**WHAT YOU HAVE TO DO:**
In the records that follow, find each line with "nisi" and pull it out.

**INPUT MATERIAL:**
::::::::

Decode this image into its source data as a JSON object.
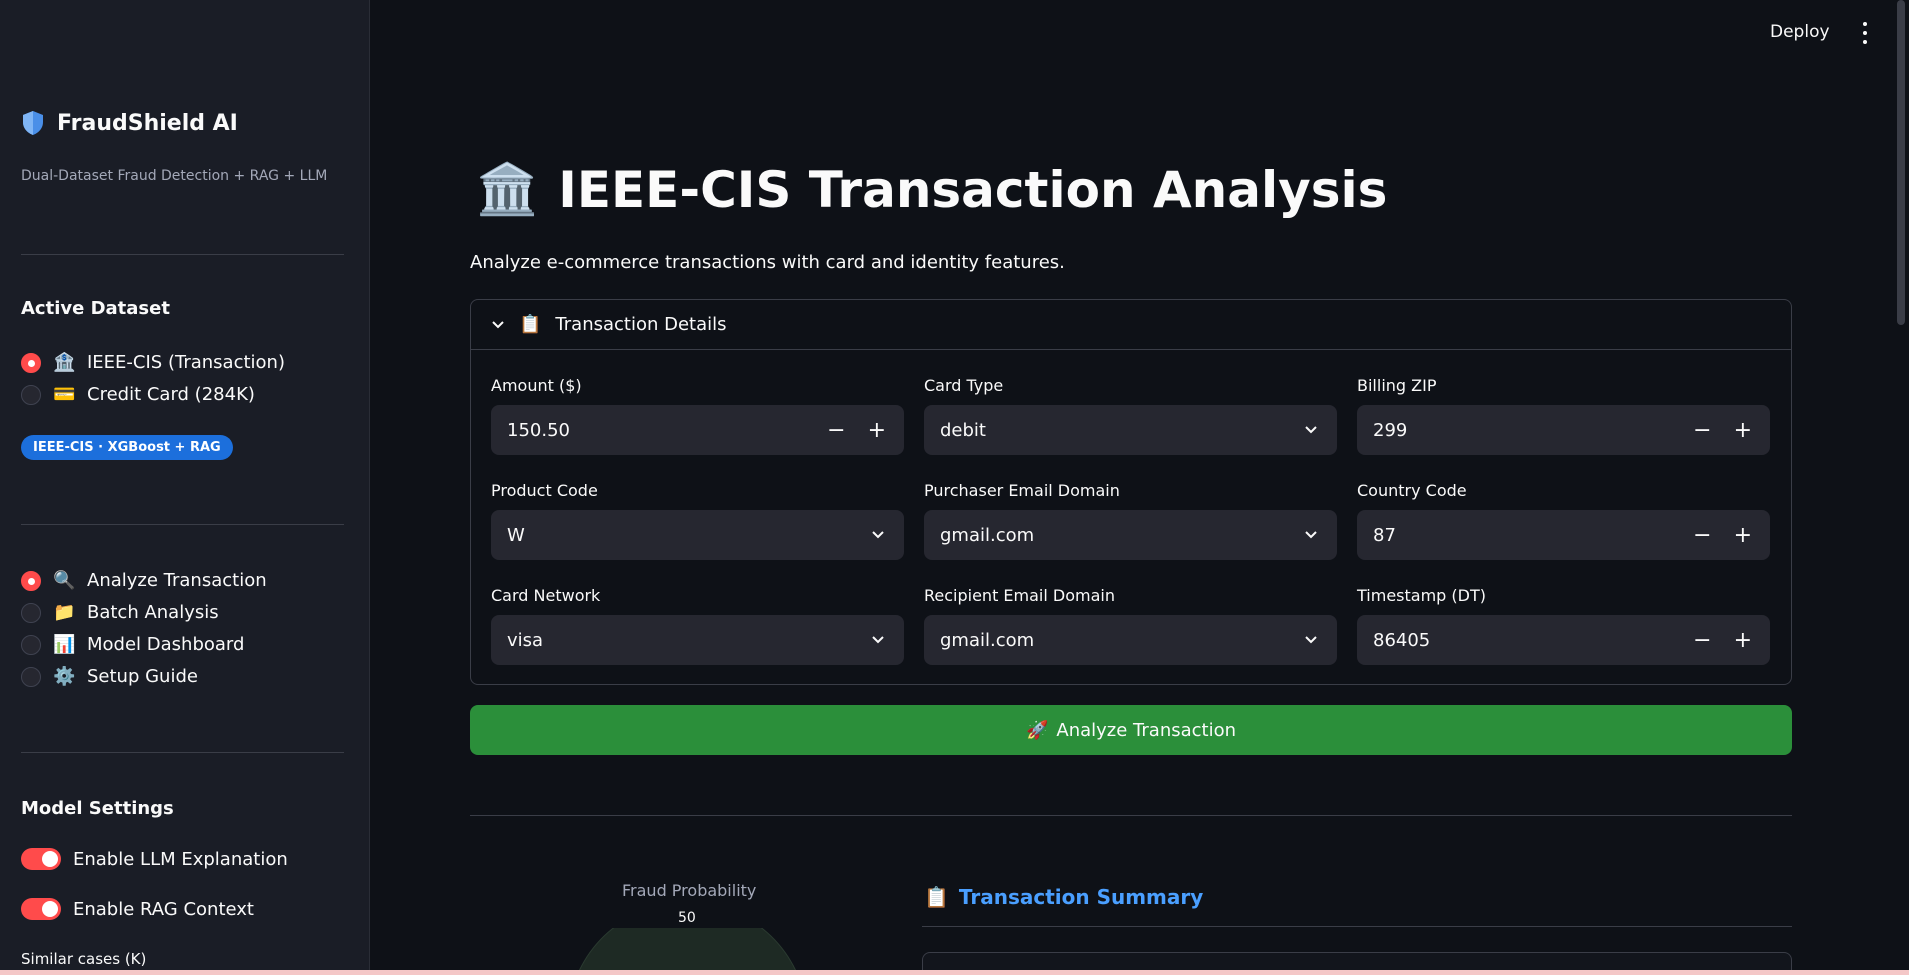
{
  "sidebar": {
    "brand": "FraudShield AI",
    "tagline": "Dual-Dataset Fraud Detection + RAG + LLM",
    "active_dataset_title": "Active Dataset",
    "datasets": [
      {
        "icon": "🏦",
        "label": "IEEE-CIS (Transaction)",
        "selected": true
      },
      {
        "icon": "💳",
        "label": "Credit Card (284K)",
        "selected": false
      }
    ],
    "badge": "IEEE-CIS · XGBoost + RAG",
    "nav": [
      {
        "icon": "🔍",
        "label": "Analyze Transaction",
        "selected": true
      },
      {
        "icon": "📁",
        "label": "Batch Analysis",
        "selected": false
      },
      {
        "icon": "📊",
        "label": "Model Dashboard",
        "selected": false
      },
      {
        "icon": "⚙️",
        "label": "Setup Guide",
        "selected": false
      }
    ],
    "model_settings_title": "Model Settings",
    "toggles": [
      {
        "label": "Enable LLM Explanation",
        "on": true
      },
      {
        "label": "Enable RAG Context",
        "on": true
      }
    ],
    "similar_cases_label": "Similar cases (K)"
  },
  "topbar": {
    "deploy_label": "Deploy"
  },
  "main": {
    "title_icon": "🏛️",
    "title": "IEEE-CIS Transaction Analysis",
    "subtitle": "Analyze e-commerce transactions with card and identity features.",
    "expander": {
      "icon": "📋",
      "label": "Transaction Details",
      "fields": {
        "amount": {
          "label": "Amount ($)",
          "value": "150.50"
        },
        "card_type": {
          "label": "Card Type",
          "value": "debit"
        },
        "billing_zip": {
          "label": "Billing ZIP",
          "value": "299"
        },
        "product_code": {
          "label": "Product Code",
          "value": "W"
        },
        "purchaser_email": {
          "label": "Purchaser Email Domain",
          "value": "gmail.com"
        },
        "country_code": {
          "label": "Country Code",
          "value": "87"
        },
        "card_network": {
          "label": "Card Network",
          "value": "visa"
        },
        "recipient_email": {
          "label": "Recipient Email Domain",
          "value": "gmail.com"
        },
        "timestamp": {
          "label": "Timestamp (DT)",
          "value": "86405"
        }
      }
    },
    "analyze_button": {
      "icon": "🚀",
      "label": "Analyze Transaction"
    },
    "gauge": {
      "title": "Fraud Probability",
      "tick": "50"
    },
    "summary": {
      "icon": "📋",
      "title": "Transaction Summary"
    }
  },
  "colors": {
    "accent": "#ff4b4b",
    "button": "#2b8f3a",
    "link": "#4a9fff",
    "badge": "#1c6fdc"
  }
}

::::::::

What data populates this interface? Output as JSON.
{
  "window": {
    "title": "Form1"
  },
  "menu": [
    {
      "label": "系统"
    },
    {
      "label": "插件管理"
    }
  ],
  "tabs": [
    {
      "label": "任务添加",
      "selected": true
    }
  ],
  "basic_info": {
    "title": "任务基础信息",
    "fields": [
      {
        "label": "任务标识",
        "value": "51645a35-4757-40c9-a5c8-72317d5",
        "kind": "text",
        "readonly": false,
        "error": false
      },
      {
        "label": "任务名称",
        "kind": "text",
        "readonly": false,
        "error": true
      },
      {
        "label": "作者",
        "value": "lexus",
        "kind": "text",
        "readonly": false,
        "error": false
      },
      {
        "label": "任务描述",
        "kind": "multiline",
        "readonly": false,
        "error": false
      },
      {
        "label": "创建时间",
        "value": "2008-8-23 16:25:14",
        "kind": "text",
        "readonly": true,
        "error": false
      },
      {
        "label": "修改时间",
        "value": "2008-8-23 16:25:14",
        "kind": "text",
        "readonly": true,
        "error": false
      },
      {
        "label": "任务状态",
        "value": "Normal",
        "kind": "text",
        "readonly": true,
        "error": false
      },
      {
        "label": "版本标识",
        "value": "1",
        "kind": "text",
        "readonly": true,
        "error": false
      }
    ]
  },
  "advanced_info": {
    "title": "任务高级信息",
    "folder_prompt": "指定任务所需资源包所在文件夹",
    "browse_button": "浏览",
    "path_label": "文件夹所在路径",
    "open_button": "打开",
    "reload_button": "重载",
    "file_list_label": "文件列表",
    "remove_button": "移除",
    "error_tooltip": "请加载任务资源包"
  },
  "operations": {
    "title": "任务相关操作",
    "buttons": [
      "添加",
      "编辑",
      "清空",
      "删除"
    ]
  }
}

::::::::

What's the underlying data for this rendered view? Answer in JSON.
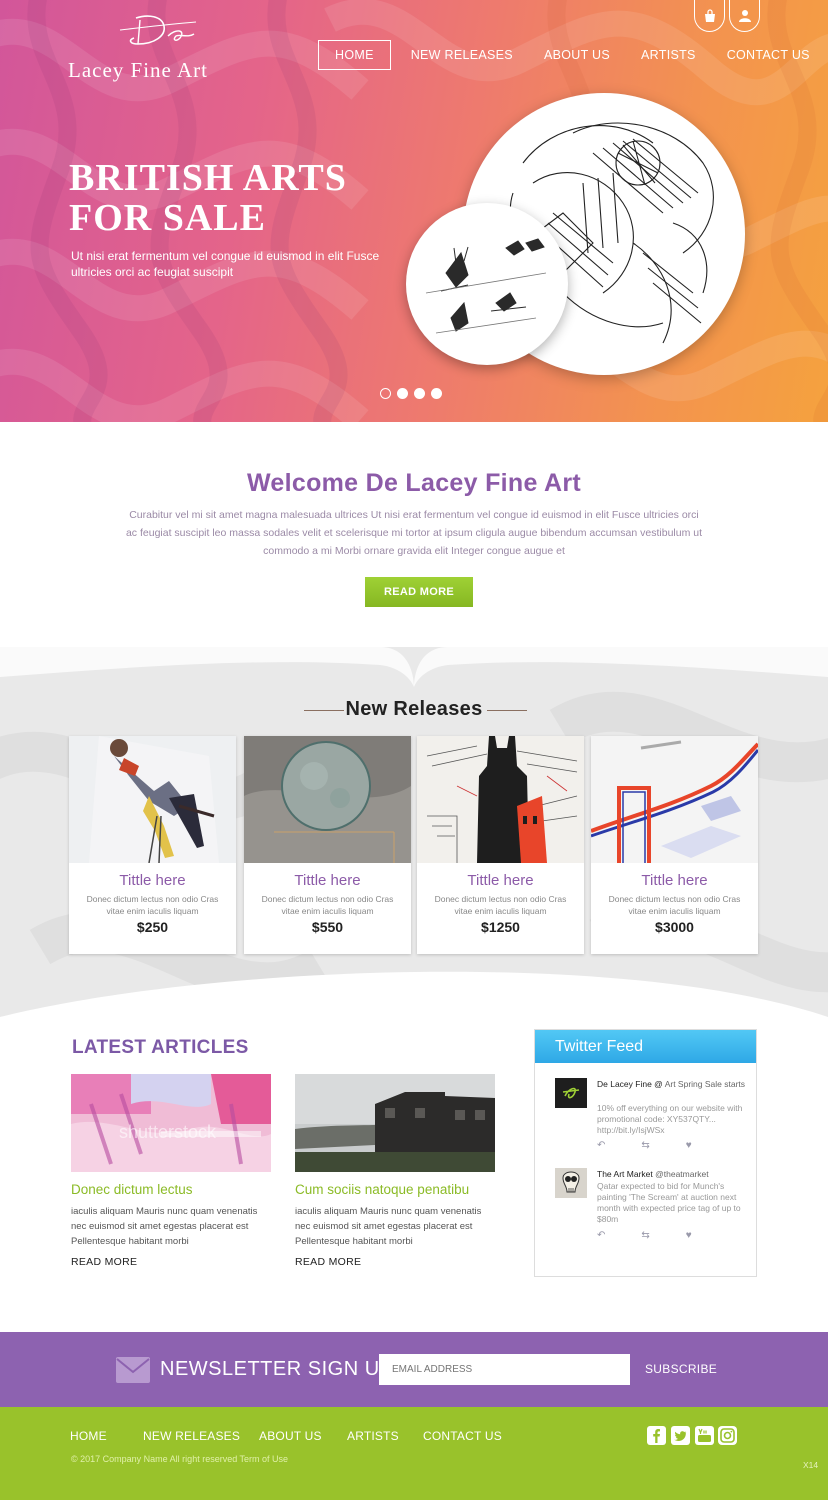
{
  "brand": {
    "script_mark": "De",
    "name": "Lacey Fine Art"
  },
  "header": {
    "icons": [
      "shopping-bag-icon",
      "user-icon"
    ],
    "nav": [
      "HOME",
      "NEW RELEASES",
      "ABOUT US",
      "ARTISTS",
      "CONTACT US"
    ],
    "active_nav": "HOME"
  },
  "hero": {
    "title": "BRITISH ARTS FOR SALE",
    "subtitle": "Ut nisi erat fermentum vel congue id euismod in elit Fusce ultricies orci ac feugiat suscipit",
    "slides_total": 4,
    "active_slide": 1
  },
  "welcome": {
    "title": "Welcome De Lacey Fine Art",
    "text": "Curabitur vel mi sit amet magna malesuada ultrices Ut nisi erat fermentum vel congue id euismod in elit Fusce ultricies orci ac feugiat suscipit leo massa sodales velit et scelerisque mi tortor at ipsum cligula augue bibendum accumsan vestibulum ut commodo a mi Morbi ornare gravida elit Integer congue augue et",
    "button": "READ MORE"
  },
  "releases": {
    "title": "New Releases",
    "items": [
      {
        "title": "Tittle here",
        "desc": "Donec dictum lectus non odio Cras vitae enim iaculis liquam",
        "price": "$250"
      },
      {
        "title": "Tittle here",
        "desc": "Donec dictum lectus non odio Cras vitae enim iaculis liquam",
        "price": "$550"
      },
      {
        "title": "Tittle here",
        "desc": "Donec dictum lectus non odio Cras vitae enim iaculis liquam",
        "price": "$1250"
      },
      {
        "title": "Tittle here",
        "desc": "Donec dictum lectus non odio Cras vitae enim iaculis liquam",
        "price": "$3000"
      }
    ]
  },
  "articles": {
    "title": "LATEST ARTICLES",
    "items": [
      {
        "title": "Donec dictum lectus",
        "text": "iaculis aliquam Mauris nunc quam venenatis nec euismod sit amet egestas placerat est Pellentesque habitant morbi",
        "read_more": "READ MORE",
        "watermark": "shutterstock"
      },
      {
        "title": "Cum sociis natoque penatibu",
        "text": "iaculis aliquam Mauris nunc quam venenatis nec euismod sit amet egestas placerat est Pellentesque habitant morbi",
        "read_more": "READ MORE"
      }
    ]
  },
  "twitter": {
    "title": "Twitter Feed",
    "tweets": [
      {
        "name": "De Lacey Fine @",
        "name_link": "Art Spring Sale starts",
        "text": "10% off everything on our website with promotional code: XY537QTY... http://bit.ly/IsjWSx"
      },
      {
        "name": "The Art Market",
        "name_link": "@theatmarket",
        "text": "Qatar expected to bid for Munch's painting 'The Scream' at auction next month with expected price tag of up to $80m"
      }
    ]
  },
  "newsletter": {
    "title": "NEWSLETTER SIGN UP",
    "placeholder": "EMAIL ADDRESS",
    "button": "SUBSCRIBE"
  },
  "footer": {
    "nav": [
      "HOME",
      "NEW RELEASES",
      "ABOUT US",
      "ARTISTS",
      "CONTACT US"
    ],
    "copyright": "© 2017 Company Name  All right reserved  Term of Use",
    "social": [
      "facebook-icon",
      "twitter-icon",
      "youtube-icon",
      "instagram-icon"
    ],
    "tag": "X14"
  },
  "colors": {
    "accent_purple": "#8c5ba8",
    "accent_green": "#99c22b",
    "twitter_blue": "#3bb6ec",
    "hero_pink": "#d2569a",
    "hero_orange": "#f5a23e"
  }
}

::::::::

**RESPONSE TO THE TASK:**
    "subtitle": "Ut nisi erat fermentum vel congue id euismod in elit Fusce ultricies orci ac feugiat suscipit",
    "text": "Curabitur vel mi sit amet magna malesuada ultrices Ut nisi erat fermentum vel congue id euismod in elit Fusce ultricies orci ac feugiat suscipit leo massa sodales velit et scelerisque mi tortor at ipsum cligula augue bibendum accumsan vestibulum ut commodo a mi Morbi ornare gravida elit Integer congue augue et",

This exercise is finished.